A Year of Morning Thanks
Oddly enough, I know almost nothing about my namesake. Sometime during the Spanish occupation of the Netherlands in the 16th century, the invaders demanded Dutch folks take last names. Story has it that some of them simply looked around and used whatever word they saw—like “sheep.” Hence, schaap. I’m a sheep. But other than human “sheep,” I’ve never even been close to a real one.
Some of the old Navajos I’ve been talking to claim shepherding wasn’t the greatest experience of their lifetimes. Most all Navajos who’ve reached 75 or so remember tending sheep and goats, remember life in the hogan, remember a way of life that’s now pretty much gone.
And what I’ve learned from them is that sheep were immensely exasperating, in part because they’re simply not all that bright. “Stupid sheep,” one man kept saying when remembering his childhood, “stupid, stupid sheep.” Sometimes, of course, those kids were out on what was almost open range tending sheep at three or four or five. So much for childhood.
But there were times when watching the flock wasn’t bad, some claim. One man said tending sheep had its moments—as long as you could sit up on a hill and watch them forage beneath you, as long as they didn’t go out of their way to wander where they shouldn’t, as long as the weather was genial, there were moments of something close to pastoral bliss.
But then they’d wander off and they had to be chased back. “Stupid sheep—stupid, stupid sheep.”
Makes me want to change my name.
That the Diné, the Navajo, often recite Psalm 23 makes understandable. It may well have been the first English poem that made a nickel’s worth of sense: “The Lord is my Shepherd.” Its reassuring reality is fundamental to the way of life those folks lived throughout most of their childhoods.
I say all of that because, once more just now, I listened to the entire score of Handel’s Messiah. I don’t know that I could ever tire of it, from the opening lines of the overture to the final triumph of the Amen chorus. There’s so much that has meaning. I will never, ever hear “I Know that My Redeemer Liveth” without thinking of my mother singing it at a small-town performance by local singers at which she was the soprano soloist. Old First Reformed church—I can see her yet—and hear her.
But the single selection that makes me put down everything I’m doing simply to observe its glorious uniqueness is “Worthy is the Lamb,” which sets the course for the final act of the drama. If I were a musician, I’m sure I could use the correct technical language, but that soaring tribute starts with single earth-shaking chord that erupts into a passage of sublime exposition, just a few short lines until all that solemnity is broken by riffs that seem to me to rumble, brook-like, down the register—textbook Handel.
And, then, once again, that single chord and the repetition: “Boom. Worthy is the lamb. . .” Hear it?

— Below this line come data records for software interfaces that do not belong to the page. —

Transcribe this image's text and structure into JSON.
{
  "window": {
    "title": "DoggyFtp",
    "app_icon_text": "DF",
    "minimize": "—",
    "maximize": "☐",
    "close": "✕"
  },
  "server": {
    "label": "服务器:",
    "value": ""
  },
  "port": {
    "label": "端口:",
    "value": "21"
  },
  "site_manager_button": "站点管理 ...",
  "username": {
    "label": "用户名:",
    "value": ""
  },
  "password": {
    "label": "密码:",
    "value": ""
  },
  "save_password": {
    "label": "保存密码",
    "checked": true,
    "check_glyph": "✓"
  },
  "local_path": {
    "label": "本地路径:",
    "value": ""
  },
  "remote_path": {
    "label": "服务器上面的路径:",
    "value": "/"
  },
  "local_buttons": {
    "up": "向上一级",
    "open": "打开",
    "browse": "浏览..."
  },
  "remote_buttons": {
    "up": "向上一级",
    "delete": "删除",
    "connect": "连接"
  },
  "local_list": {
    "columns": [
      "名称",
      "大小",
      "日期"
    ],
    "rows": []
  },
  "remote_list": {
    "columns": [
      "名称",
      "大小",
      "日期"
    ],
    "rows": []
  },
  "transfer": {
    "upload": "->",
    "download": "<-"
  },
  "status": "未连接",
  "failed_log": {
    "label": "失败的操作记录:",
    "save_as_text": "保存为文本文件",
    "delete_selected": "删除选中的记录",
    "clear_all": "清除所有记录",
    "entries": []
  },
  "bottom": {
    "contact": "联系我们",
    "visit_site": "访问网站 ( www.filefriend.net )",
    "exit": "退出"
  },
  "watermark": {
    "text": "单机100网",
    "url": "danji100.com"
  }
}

An old story says that, once he’d finished, Handel told people that in the white hot heat he must have lived in during the 24 days it took him to write the Messiah, he’d seen God. The evidence for that claim shines throughout, but if you want to hear what George Frederick Handel heard as he approached the throne, you simply have to listen to that volley of immense solemnity that opens the section of the oratorio he called himself “The Triumph of the Messiah.”
Boom. “Worthy is the Lamb.”
And it’s a sheep. Isn’t that something? It’s all about a lamb.
All of that majestic fanfare for a sheep, all of that transcendence for the Lamb of God, whose done nothing more or less than make himself the supreme sacrifice for all of us, whose taken the burden of sin on his back and buried them forever. For us, he’s become a sheep. He’s become the Lamb of God.
Somewhere in there is a goodly chunk of the whole story of Easter. Thanks be to God.
And then, of course, the Amen chorus.